Older factory fuel injection systems used on vehicles like this 1991 Mustang use "narrow band" oxygen sensors that don't provide closed loop feedback during wide-open throttle. This is because during full throttle, the target air/fuel ratio is richer than the narrow band oxygen sensor's range. At wide-open throttle, the EFI system makes fueling estimates based upon readings from the other sensors and adds fuel based upon a predetermined "recipe" programmed into the factory EFI computer. This meant when running a power adder such as nitrous, the additional fuel needed had to be introduced by manipulating the fuel pressure regulator or injecting fuel via a nozzle or plate. Determining the right amount of fuel to add involved more estimates and testing.
However, the Terminator X's wide-band oxygen sensor monitors the air/fuel ratio continuously—even during wide-open throttle. Estimates are still used to set the baseline for the additional fuel, but even if your estimates are off, the Terminator X has your back. Checking the "Run Closed Loop to New Target A/F Ratio" option ensures that (if the fuel system is up to the task) the engine receives the desired air/fuel ratio.
Then, the Holley Terminator X's powerful data logging feature is a great way to double-check the results and make any adjustments.
Here's how Holley's Terminator X made spraying a 1991 Mustang GT a breeze.
We took this 1991 Mustang GT to Boost Addicts in Gallatin, Tennessee where it tickled their in-house Mustang chassis dynamometer with 193 horsepower and 265 lb-ft of torque.
With the baseline dyno run complete, we were ready to record a data log of a dyno run with the nitrous. With the Terminator X laptop software open, we clicked "USB Link" at the top of the window and then clicked the data log icon (clipboard) to start recording.
With the software recording data, we let 'er rip. Check out this dyno graph! With a 057 NOS jet, we picked up 112 horsepower and 138 lb-ft of torque to the wheels. That’s over a 50% increase from the naturally aspirated baseline. The torque hit was massive!
After the run, we stopped logging and opened the log file to check the tune and verify our fuel system wasn't running short. First we compared the air/fuel ratio (AFR) target (yellow dotted line) to the actual air/fuel ratio (cyan line). Note that at 3500 RPM (red line), the nitrous system engages and the target AFR drops from 12.5:1 to 11.2:1. The actual AFR straddles the target throughout the run, which is what we want.

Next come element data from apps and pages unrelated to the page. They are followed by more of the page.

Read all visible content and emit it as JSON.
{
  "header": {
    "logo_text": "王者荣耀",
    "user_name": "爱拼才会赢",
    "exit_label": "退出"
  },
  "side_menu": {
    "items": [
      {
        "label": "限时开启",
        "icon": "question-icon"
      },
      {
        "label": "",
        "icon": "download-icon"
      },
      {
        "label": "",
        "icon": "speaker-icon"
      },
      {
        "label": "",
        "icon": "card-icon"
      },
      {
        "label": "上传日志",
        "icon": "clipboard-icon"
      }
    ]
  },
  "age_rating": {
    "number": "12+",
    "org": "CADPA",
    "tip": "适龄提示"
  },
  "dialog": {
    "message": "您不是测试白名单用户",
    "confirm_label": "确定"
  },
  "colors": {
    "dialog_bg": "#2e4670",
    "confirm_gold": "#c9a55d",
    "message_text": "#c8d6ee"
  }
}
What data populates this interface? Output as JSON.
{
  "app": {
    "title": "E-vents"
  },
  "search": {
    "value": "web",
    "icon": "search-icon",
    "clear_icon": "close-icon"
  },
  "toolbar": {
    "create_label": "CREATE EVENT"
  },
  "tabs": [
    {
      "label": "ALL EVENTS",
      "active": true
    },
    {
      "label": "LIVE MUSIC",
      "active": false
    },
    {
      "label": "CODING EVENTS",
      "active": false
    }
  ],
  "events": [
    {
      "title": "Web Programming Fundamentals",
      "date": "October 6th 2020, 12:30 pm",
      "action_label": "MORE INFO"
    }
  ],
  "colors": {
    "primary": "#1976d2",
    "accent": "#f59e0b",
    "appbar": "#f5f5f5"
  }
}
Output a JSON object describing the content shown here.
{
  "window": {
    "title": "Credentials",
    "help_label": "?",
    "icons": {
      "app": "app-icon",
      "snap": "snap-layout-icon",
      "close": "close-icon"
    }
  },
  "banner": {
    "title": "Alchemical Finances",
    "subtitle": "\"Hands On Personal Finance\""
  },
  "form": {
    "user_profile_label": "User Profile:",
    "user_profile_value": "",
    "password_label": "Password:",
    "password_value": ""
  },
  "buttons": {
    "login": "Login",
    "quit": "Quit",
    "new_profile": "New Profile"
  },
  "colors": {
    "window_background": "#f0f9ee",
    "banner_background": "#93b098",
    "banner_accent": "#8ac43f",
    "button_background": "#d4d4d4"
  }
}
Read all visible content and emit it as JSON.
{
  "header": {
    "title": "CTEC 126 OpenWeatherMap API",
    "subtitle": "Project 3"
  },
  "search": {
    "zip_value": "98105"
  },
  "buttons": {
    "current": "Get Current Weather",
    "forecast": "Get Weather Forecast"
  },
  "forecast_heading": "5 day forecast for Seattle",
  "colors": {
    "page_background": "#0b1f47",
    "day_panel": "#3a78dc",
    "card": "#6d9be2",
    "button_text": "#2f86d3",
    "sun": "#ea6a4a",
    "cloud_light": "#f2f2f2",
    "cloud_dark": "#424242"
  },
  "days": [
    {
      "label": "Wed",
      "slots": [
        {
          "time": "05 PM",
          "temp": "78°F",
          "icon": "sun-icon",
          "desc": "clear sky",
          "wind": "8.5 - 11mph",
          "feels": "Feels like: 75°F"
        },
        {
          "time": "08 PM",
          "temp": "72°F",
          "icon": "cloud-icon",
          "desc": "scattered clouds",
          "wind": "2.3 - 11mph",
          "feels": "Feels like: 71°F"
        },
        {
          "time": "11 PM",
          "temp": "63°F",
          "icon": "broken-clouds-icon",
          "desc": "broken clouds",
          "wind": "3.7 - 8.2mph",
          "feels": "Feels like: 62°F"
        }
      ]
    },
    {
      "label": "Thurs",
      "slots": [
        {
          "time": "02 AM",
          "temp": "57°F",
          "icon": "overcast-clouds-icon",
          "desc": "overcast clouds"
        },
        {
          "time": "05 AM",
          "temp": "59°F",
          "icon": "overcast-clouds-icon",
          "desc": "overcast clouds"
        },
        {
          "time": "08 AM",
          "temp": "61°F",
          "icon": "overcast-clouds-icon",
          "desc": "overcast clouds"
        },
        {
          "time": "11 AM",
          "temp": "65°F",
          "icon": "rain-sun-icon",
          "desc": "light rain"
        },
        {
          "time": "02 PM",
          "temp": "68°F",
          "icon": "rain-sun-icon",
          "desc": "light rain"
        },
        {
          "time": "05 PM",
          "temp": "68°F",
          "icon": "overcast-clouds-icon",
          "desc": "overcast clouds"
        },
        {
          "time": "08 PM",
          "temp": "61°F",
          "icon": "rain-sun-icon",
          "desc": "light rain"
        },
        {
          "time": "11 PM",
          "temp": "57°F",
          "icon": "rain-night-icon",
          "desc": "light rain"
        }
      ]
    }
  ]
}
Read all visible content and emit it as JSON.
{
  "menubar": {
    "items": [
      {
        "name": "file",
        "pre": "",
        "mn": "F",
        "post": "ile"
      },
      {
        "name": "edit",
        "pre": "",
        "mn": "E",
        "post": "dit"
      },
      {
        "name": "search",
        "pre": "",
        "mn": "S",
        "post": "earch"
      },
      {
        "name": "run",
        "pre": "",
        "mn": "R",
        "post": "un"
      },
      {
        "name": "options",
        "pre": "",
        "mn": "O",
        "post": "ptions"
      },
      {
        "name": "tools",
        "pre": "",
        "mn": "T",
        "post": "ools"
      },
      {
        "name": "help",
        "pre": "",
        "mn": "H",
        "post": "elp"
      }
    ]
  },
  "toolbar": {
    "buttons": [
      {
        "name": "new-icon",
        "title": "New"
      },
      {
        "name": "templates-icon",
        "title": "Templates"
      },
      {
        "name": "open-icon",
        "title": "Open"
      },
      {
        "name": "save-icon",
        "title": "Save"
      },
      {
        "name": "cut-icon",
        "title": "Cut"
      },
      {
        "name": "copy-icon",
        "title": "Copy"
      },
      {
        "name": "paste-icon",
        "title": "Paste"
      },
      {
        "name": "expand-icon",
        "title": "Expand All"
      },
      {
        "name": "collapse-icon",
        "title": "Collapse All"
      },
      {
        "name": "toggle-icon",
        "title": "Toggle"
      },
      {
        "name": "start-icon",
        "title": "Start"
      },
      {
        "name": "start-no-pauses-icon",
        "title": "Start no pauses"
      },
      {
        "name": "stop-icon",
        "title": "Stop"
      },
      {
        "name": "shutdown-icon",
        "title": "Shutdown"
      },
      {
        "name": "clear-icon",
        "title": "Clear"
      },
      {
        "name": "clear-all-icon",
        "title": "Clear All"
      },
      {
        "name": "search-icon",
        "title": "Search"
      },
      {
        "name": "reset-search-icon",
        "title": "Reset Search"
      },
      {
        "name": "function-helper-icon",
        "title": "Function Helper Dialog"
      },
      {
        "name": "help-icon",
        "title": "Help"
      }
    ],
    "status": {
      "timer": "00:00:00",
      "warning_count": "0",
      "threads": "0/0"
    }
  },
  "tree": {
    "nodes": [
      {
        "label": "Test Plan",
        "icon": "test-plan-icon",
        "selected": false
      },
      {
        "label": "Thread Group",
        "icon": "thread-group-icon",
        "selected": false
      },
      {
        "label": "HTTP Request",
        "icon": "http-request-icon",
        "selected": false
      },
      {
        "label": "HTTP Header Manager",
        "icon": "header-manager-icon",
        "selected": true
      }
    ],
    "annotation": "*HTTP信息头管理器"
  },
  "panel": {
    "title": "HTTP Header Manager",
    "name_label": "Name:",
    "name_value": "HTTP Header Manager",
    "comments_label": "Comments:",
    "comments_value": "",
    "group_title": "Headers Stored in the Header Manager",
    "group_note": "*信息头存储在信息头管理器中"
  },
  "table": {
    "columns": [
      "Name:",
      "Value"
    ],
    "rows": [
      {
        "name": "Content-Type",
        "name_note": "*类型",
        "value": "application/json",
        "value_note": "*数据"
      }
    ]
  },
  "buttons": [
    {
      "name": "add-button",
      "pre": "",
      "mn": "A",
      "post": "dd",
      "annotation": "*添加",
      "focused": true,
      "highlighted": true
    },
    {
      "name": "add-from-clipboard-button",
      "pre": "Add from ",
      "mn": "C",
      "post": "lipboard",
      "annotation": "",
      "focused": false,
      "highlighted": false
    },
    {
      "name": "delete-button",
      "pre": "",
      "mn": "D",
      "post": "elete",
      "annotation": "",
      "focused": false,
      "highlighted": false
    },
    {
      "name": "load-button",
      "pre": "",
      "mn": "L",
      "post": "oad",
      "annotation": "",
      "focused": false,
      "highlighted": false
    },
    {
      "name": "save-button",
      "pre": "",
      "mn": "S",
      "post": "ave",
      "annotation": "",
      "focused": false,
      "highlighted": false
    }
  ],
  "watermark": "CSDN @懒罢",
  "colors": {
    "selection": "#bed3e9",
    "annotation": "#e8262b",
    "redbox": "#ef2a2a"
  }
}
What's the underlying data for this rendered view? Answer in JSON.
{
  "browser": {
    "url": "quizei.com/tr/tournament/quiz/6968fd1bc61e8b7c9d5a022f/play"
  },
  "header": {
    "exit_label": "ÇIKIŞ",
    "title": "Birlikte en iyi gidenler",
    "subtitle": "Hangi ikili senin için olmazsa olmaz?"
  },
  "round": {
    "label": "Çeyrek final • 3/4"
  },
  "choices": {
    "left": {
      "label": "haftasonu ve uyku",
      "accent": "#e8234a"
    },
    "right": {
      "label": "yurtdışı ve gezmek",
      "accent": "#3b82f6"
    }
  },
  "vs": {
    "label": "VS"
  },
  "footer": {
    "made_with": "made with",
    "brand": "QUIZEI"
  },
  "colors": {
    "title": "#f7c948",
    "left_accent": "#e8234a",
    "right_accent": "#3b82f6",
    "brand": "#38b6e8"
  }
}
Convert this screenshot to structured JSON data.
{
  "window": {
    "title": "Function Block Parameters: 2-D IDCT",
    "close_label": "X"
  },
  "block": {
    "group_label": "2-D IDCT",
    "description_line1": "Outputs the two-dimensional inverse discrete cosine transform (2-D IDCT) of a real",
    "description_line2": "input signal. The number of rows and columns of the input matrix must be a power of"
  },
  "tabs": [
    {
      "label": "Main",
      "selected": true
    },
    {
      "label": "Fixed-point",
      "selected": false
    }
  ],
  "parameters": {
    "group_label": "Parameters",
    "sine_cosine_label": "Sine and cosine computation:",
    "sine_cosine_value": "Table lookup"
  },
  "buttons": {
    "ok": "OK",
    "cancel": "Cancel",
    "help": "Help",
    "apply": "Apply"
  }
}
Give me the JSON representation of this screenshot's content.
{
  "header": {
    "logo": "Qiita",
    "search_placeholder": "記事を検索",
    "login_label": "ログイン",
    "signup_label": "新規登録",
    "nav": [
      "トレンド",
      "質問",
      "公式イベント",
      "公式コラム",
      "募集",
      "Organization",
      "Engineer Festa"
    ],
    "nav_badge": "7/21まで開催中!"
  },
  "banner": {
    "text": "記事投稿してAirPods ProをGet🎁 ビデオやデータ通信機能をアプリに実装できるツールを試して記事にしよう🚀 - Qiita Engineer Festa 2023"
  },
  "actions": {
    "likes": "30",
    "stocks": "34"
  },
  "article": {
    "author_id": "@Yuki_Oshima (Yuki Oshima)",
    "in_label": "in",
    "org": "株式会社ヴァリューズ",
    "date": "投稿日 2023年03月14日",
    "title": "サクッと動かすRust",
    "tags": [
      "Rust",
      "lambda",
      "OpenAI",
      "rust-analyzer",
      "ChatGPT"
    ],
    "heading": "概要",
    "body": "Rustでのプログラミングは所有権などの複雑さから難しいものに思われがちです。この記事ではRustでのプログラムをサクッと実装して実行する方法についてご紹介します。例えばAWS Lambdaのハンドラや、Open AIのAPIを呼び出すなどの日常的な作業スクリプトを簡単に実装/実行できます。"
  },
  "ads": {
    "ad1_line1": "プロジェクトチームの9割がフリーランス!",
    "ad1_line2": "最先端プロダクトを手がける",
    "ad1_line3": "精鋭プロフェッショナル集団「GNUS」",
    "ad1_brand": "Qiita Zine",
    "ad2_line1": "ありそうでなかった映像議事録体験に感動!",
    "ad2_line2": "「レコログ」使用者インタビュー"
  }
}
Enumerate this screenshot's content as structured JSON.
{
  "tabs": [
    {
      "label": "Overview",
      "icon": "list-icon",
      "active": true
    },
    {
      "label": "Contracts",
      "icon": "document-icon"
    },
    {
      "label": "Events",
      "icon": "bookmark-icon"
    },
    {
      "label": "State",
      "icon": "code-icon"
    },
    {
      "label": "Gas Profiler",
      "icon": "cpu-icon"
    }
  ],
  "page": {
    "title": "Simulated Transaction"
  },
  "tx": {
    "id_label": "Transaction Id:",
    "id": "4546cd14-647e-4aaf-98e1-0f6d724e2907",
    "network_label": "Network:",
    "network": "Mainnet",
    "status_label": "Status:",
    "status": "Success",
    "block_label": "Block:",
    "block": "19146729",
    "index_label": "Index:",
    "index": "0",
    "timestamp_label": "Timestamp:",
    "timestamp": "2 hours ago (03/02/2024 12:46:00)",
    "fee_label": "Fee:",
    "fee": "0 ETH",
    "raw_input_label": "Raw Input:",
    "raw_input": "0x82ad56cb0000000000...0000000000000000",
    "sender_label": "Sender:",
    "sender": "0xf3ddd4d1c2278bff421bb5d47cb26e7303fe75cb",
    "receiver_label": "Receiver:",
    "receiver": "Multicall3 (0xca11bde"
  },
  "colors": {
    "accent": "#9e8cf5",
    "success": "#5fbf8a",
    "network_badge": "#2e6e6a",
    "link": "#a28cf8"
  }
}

Next, we checked the fuel injector duty cycle (purple line). The injector duty cycle maxed out at 59%, meaning we had plenty of injector flow left. Since we had a Holley fuel pressure sensor installed (P/N 554-102) we could log fuel pressure (green line). Note that the fuel pressure doesn't drop throughout the run, indicating that our Holley 190 lph pump is keeping up with the fuel demand. Armed with this knowledge, we are ready to hit the track with confidence!